**Input material**
BEGIN

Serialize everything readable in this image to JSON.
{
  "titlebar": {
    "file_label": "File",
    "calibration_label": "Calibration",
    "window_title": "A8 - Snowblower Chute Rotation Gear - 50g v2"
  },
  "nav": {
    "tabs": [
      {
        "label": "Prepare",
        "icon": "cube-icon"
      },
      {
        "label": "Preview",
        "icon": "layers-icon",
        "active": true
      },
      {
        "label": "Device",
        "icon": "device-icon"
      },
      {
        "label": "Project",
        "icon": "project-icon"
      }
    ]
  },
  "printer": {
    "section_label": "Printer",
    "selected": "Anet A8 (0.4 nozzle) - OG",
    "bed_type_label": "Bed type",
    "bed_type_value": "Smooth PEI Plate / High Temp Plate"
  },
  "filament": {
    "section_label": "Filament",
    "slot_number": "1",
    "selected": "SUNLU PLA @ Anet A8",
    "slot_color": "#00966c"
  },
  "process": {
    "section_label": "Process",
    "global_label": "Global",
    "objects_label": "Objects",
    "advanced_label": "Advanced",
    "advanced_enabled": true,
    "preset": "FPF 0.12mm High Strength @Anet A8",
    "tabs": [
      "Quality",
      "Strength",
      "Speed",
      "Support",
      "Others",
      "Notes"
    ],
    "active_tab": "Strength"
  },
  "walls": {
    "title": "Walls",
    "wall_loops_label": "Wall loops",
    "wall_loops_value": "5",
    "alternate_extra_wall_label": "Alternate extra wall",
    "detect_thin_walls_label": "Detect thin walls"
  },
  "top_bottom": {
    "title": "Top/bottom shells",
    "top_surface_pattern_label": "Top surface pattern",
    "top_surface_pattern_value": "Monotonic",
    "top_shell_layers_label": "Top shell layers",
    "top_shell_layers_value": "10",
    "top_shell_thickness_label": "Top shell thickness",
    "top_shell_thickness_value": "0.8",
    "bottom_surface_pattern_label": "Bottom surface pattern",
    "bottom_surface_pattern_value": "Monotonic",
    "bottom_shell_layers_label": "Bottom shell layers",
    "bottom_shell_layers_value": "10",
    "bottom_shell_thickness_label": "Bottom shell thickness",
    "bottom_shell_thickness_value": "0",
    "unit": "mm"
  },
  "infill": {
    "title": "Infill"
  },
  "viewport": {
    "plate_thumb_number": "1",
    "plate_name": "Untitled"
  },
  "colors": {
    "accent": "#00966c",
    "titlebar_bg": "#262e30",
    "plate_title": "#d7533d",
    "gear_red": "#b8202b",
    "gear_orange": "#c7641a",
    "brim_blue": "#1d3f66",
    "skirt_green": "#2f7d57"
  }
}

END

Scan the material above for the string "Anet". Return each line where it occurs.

**Output for this task**
    "selected": "Anet A8 (0.4 nozzle) - OG",
    "selected": "SUNLU PLA @ Anet A8",
    "preset": "FPF 0.12mm High Strength @Anet A8",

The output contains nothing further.